#### Aim of the exercise
Repeat each entry word for word; the images are not part of the copy.

#### Extracted data
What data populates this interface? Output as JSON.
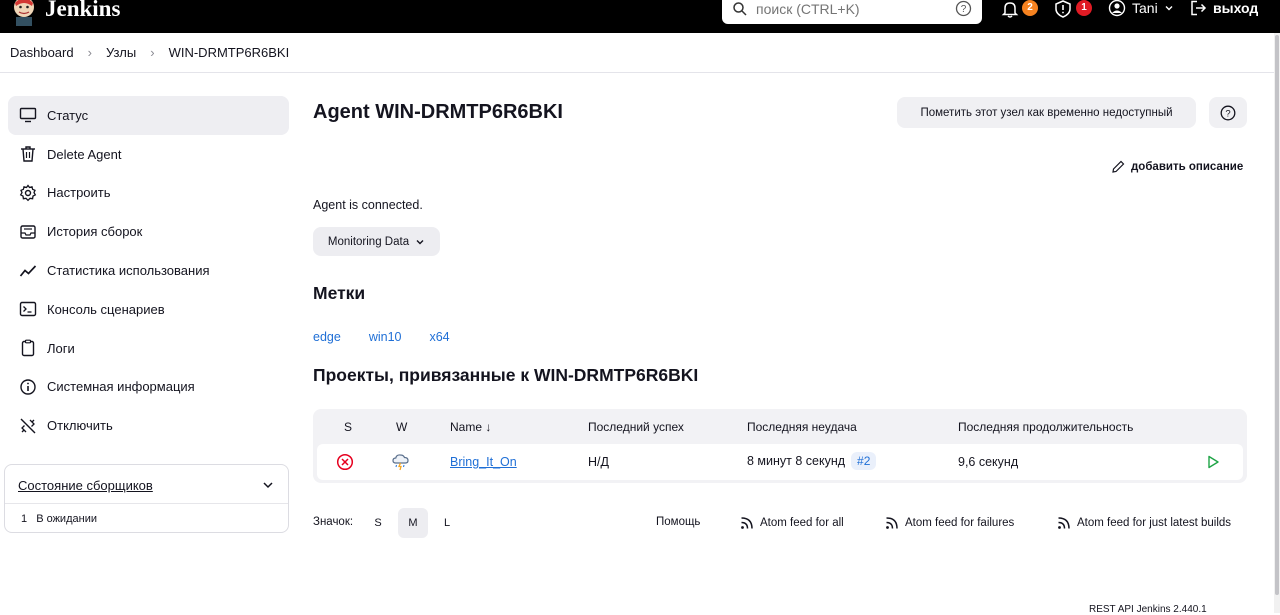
{
  "header": {
    "brand": "Jenkins",
    "search_placeholder": "поиск (CTRL+K)",
    "notifications_count": "2",
    "security_count": "1",
    "user_name": "Tani",
    "logout_label": "выход",
    "colors": {
      "bar": "#000000",
      "notif_badge": "#f58220",
      "security_badge": "#e01b24"
    }
  },
  "breadcrumb": {
    "items": [
      "Dashboard",
      "Узлы",
      "WIN-DRMTP6R6BKI"
    ]
  },
  "sidebar": {
    "items": [
      {
        "label": "Статус",
        "icon": "monitor-icon",
        "active": true
      },
      {
        "label": "Delete Agent",
        "icon": "trash-icon"
      },
      {
        "label": "Настроить",
        "icon": "gear-icon"
      },
      {
        "label": "История сборок",
        "icon": "inbox-icon"
      },
      {
        "label": "Статистика использования",
        "icon": "trend-icon"
      },
      {
        "label": "Консоль сценариев",
        "icon": "terminal-icon"
      },
      {
        "label": "Логи",
        "icon": "clipboard-icon"
      },
      {
        "label": "Системная информация",
        "icon": "info-icon"
      },
      {
        "label": "Отключить",
        "icon": "disconnect-icon"
      }
    ],
    "executors": {
      "title": "Состояние сборщиков",
      "rows": [
        {
          "num": "1",
          "status": "В ожидании"
        }
      ]
    }
  },
  "main": {
    "title": "Agent WIN-DRMTP6R6BKI",
    "mark_offline_button": "Пометить этот узел как временно недоступный",
    "add_description": "добавить описание",
    "status_text": "Agent is connected.",
    "monitoring_button": "Monitoring Data",
    "labels_heading": "Метки",
    "labels": [
      "edge",
      "win10",
      "x64"
    ],
    "projects_heading": "Проекты, привязанные к WIN-DRMTP6R6BKI",
    "table": {
      "headers": {
        "s": "S",
        "w": "W",
        "name": "Name ↓",
        "last_success": "Последний успех",
        "last_failure": "Последняя неудача",
        "last_duration": "Последняя продолжительность"
      },
      "rows": [
        {
          "status_icon": "failed-icon",
          "weather_icon": "storm-icon",
          "name": "Bring_It_On",
          "last_success": "Н/Д",
          "last_failure": "8 минут 8 секунд",
          "failure_build": "#2",
          "last_duration": "9,6 секунд",
          "action_icon": "play-icon"
        }
      ]
    },
    "icon_size": {
      "label": "Значок:",
      "options": [
        "S",
        "M",
        "L"
      ],
      "selected": "M"
    },
    "footer_links": {
      "help": "Помощь",
      "atom_all": "Atom feed for all",
      "atom_failures": "Atom feed for failures",
      "atom_latest": "Atom feed for just latest builds"
    },
    "rest_api": "REST API     Jenkins 2.440.1"
  }
}
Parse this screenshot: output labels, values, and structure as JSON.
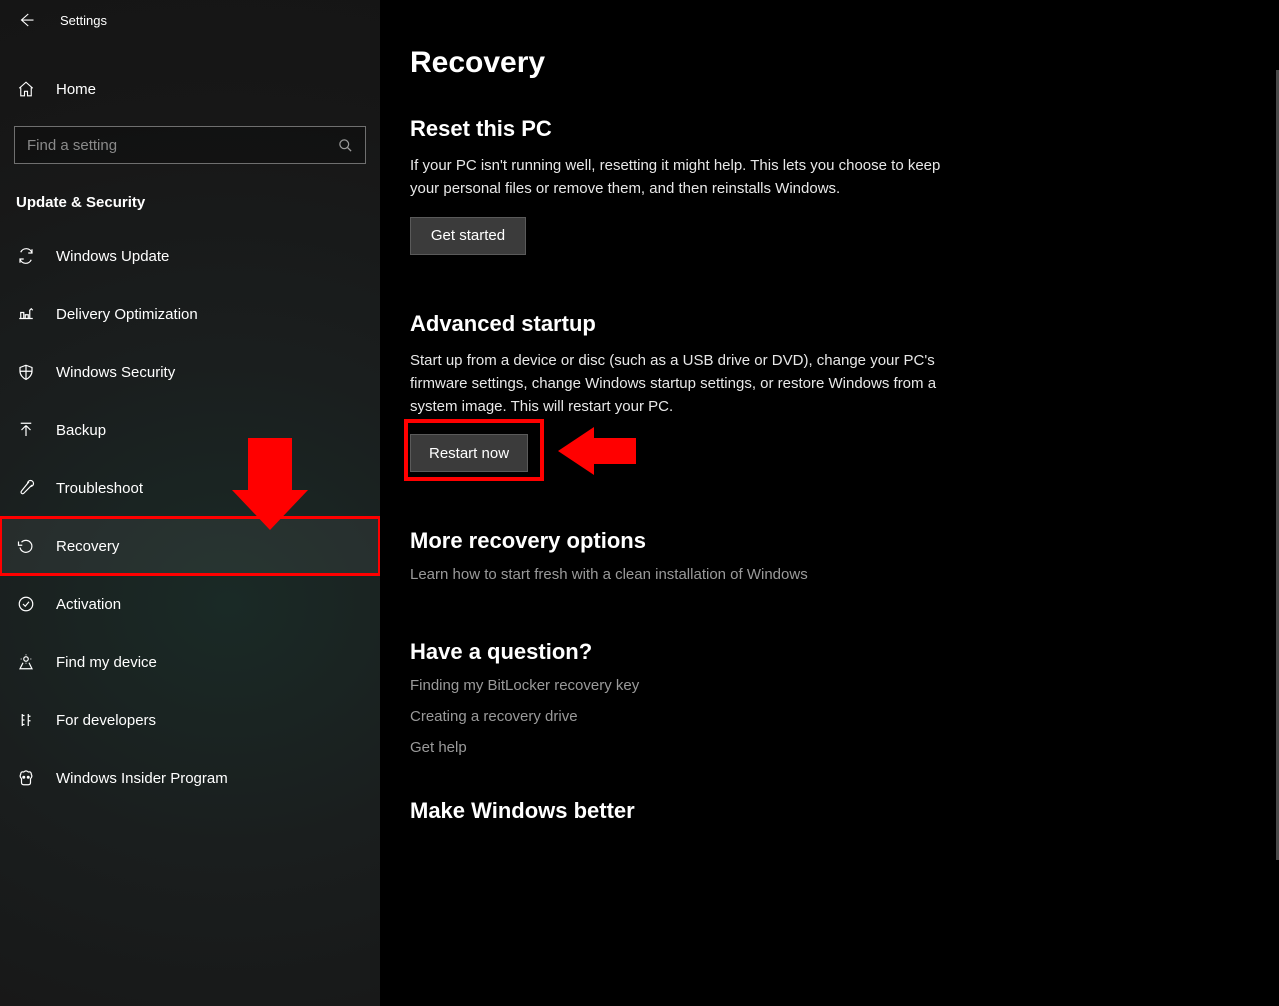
{
  "window": {
    "app_title": "Settings"
  },
  "sidebar": {
    "home_label": "Home",
    "search_placeholder": "Find a setting",
    "category": "Update & Security",
    "items": [
      {
        "id": "windows-update",
        "label": "Windows Update"
      },
      {
        "id": "delivery-optimization",
        "label": "Delivery Optimization"
      },
      {
        "id": "windows-security",
        "label": "Windows Security"
      },
      {
        "id": "backup",
        "label": "Backup"
      },
      {
        "id": "troubleshoot",
        "label": "Troubleshoot"
      },
      {
        "id": "recovery",
        "label": "Recovery"
      },
      {
        "id": "activation",
        "label": "Activation"
      },
      {
        "id": "find-my-device",
        "label": "Find my device"
      },
      {
        "id": "for-developers",
        "label": "For developers"
      },
      {
        "id": "windows-insider",
        "label": "Windows Insider Program"
      }
    ]
  },
  "main": {
    "title": "Recovery",
    "reset": {
      "heading": "Reset this PC",
      "body": "If your PC isn't running well, resetting it might help. This lets you choose to keep your personal files or remove them, and then reinstalls Windows.",
      "button": "Get started"
    },
    "advanced": {
      "heading": "Advanced startup",
      "body": "Start up from a device or disc (such as a USB drive or DVD), change your PC's firmware settings, change Windows startup settings, or restore Windows from a system image. This will restart your PC.",
      "button": "Restart now"
    },
    "more": {
      "heading": "More recovery options",
      "link": "Learn how to start fresh with a clean installation of Windows"
    },
    "question": {
      "heading": "Have a question?",
      "links": [
        "Finding my BitLocker recovery key",
        "Creating a recovery drive",
        "Get help"
      ]
    },
    "better": {
      "heading": "Make Windows better"
    }
  },
  "annotations": {
    "highlighted_sidebar_item": "recovery",
    "highlighted_button": "restart-now"
  }
}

#### Task result
What data populates this interface? Output as JSON.
{
  "header": {
    "brand": "Jenkins",
    "search_placeholder": "поиск (CTRL+K)",
    "notifications_count": "2",
    "security_count": "1",
    "user_name": "Tani",
    "logout_label": "выход",
    "colors": {
      "bar": "#000000",
      "notif_badge": "#f58220",
      "security_badge": "#e01b24"
    }
  },
  "breadcrumb": {
    "items": [
      "Dashboard",
      "Узлы",
      "WIN-DRMTP6R6BKI"
    ]
  },
  "sidebar": {
    "items": [
      {
        "label": "Статус",
        "icon": "monitor-icon",
        "active": true
      },
      {
        "label": "Delete Agent",
        "icon": "trash-icon"
      },
      {
        "label": "Настроить",
        "icon": "gear-icon"
      },
      {
        "label": "История сборок",
        "icon": "inbox-icon"
      },
      {
        "label": "Статистика использования",
        "icon": "trend-icon"
      },
      {
        "label": "Консоль сценариев",
        "icon": "terminal-icon"
      },
      {
        "label": "Логи",
        "icon": "clipboard-icon"
      },
      {
        "label": "Системная информация",
        "icon": "info-icon"
      },
      {
        "label": "Отключить",
        "icon": "disconnect-icon"
      }
    ],
    "executors": {
      "title": "Состояние сборщиков",
      "rows": [
        {
          "num": "1",
          "status": "В ожидании"
        }
      ]
    }
  },
  "main": {
    "title": "Agent WIN-DRMTP6R6BKI",
    "mark_offline_button": "Пометить этот узел как временно недоступный",
    "add_description": "добавить описание",
    "status_text": "Agent is connected.",
    "monitoring_button": "Monitoring Data",
    "labels_heading": "Метки",
    "labels": [
      "edge",
      "win10",
      "x64"
    ],
    "projects_heading": "Проекты, привязанные к WIN-DRMTP6R6BKI",
    "table": {
      "headers": {
        "s": "S",
        "w": "W",
        "name": "Name ↓",
        "last_success": "Последний успех",
        "last_failure": "Последняя неудача",
        "last_duration": "Последняя продолжительность"
      },
      "rows": [
        {
          "status_icon": "failed-icon",
          "weather_icon": "storm-icon",
          "name": "Bring_It_On",
          "last_success": "Н/Д",
          "last_failure": "8 минут 8 секунд",
          "failure_build": "#2",
          "last_duration": "9,6 секунд",
          "action_icon": "play-icon"
        }
      ]
    },
    "icon_size": {
      "label": "Значок:",
      "options": [
        "S",
        "M",
        "L"
      ],
      "selected": "M"
    },
    "footer_links": {
      "help": "Помощь",
      "atom_all": "Atom feed for all",
      "atom_failures": "Atom feed for failures",
      "atom_latest": "Atom feed for just latest builds"
    },
    "rest_api": "REST API     Jenkins 2.440.1"
  }
}
Parse this screenshot: output labels, values, and structure as JSON.
{
  "window": {
    "app_title": "Settings"
  },
  "sidebar": {
    "home_label": "Home",
    "search_placeholder": "Find a setting",
    "category": "Update & Security",
    "items": [
      {
        "id": "windows-update",
        "label": "Windows Update"
      },
      {
        "id": "delivery-optimization",
        "label": "Delivery Optimization"
      },
      {
        "id": "windows-security",
        "label": "Windows Security"
      },
      {
        "id": "backup",
        "label": "Backup"
      },
      {
        "id": "troubleshoot",
        "label": "Troubleshoot"
      },
      {
        "id": "recovery",
        "label": "Recovery"
      },
      {
        "id": "activation",
        "label": "Activation"
      },
      {
        "id": "find-my-device",
        "label": "Find my device"
      },
      {
        "id": "for-developers",
        "label": "For developers"
      },
      {
        "id": "windows-insider",
        "label": "Windows Insider Program"
      }
    ]
  },
  "main": {
    "title": "Recovery",
    "reset": {
      "heading": "Reset this PC",
      "body": "If your PC isn't running well, resetting it might help. This lets you choose to keep your personal files or remove them, and then reinstalls Windows.",
      "button": "Get started"
    },
    "advanced": {
      "heading": "Advanced startup",
      "body": "Start up from a device or disc (such as a USB drive or DVD), change your PC's firmware settings, change Windows startup settings, or restore Windows from a system image. This will restart your PC.",
      "button": "Restart now"
    },
    "more": {
      "heading": "More recovery options",
      "link": "Learn how to start fresh with a clean installation of Windows"
    },
    "question": {
      "heading": "Have a question?",
      "links": [
        "Finding my BitLocker recovery key",
        "Creating a recovery drive",
        "Get help"
      ]
    },
    "better": {
      "heading": "Make Windows better"
    }
  },
  "annotations": {
    "highlighted_sidebar_item": "recovery",
    "highlighted_button": "restart-now"
  }
}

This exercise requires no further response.